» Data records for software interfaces
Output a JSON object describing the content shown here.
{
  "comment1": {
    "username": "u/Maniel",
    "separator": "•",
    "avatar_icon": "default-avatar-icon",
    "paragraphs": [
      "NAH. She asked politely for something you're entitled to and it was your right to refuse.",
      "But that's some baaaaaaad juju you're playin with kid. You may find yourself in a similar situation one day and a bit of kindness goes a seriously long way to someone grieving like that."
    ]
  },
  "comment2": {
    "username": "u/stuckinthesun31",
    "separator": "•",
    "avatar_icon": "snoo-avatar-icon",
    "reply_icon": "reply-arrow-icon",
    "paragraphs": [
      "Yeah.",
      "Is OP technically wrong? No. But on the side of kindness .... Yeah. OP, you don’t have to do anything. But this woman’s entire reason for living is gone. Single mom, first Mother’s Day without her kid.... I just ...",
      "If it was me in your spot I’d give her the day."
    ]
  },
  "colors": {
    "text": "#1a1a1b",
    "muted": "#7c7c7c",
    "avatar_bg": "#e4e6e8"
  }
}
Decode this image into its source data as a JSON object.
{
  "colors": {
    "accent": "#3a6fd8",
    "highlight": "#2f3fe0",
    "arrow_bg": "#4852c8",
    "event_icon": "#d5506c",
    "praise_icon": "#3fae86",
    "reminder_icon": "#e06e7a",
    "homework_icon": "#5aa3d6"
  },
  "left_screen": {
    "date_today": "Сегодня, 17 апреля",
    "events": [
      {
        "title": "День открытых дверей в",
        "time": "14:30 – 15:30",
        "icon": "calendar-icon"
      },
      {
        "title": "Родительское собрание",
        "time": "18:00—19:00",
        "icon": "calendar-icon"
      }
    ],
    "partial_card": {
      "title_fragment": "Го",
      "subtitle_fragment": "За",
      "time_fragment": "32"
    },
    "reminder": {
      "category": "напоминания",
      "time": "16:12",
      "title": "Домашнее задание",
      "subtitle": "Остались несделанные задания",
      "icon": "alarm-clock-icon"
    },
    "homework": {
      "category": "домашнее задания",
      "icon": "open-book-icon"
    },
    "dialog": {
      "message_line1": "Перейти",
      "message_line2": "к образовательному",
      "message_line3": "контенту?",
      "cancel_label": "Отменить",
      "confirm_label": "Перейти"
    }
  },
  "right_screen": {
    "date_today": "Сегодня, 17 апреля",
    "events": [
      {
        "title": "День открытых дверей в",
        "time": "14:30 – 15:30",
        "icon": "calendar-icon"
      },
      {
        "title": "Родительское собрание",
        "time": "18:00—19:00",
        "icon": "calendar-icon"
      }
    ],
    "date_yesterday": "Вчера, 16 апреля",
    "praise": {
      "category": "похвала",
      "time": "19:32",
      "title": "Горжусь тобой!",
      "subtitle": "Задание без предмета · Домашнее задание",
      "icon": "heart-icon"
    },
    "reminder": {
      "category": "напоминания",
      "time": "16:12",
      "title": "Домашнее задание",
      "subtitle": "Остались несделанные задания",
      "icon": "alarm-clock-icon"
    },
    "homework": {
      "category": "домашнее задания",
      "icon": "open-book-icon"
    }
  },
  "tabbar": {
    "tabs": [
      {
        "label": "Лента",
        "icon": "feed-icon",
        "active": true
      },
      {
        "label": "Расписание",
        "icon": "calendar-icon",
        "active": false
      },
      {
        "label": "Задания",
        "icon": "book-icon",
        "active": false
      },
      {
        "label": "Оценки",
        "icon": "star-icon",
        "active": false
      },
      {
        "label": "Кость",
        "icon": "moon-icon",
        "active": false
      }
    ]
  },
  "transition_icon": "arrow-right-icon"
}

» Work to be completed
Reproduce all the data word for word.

» Solution
Output a JSON object describing the content shown here.
{
  "comment1": {
    "username": "u/Maniel",
    "separator": "•",
    "avatar_icon": "default-avatar-icon",
    "paragraphs": [
      "NAH. She asked politely for something you're entitled to and it was your right to refuse.",
      "But that's some baaaaaaad juju you're playin with kid. You may find yourself in a similar situation one day and a bit of kindness goes a seriously long way to someone grieving like that."
    ]
  },
  "comment2": {
    "username": "u/stuckinthesun31",
    "separator": "•",
    "avatar_icon": "snoo-avatar-icon",
    "reply_icon": "reply-arrow-icon",
    "paragraphs": [
      "Yeah.",
      "Is OP technically wrong? No. But on the side of kindness .... Yeah. OP, you don’t have to do anything. But this woman’s entire reason for living is gone. Single mom, first Mother’s Day without her kid.... I just ...",
      "If it was me in your spot I’d give her the day."
    ]
  },
  "colors": {
    "text": "#1a1a1b",
    "muted": "#7c7c7c",
    "avatar_bg": "#e4e6e8"
  }
}
Decode this image into its source data as a JSON object.
{
  "colors": {
    "accent": "#3a6fd8",
    "highlight": "#2f3fe0",
    "arrow_bg": "#4852c8",
    "event_icon": "#d5506c",
    "praise_icon": "#3fae86",
    "reminder_icon": "#e06e7a",
    "homework_icon": "#5aa3d6"
  },
  "left_screen": {
    "date_today": "Сегодня, 17 апреля",
    "events": [
      {
        "title": "День открытых дверей в",
        "time": "14:30 – 15:30",
        "icon": "calendar-icon"
      },
      {
        "title": "Родительское собрание",
        "time": "18:00—19:00",
        "icon": "calendar-icon"
      }
    ],
    "partial_card": {
      "title_fragment": "Го",
      "subtitle_fragment": "За",
      "time_fragment": "32"
    },
    "reminder": {
      "category": "напоминания",
      "time": "16:12",
      "title": "Домашнее задание",
      "subtitle": "Остались несделанные задания",
      "icon": "alarm-clock-icon"
    },
    "homework": {
      "category": "домашнее задания",
      "icon": "open-book-icon"
    },
    "dialog": {
      "message_line1": "Перейти",
      "message_line2": "к образовательному",
      "message_line3": "контенту?",
      "cancel_label": "Отменить",
      "confirm_label": "Перейти"
    }
  },
  "right_screen": {
    "date_today": "Сегодня, 17 апреля",
    "events": [
      {
        "title": "День открытых дверей в",
        "time": "14:30 – 15:30",
        "icon": "calendar-icon"
      },
      {
        "title": "Родительское собрание",
        "time": "18:00—19:00",
        "icon": "calendar-icon"
      }
    ],
    "date_yesterday": "Вчера, 16 апреля",
    "praise": {
      "category": "похвала",
      "time": "19:32",
      "title": "Горжусь тобой!",
      "subtitle": "Задание без предмета · Домашнее задание",
      "icon": "heart-icon"
    },
    "reminder": {
      "category": "напоминания",
      "time": "16:12",
      "title": "Домашнее задание",
      "subtitle": "Остались несделанные задания",
      "icon": "alarm-clock-icon"
    },
    "homework": {
      "category": "домашнее задания",
      "icon": "open-book-icon"
    }
  },
  "tabbar": {
    "tabs": [
      {
        "label": "Лента",
        "icon": "feed-icon",
        "active": true
      },
      {
        "label": "Расписание",
        "icon": "calendar-icon",
        "active": false
      },
      {
        "label": "Задания",
        "icon": "book-icon",
        "active": false
      },
      {
        "label": "Оценки",
        "icon": "star-icon",
        "active": false
      },
      {
        "label": "Кость",
        "icon": "moon-icon",
        "active": false
      }
    ]
  },
  "transition_icon": "arrow-right-icon"
}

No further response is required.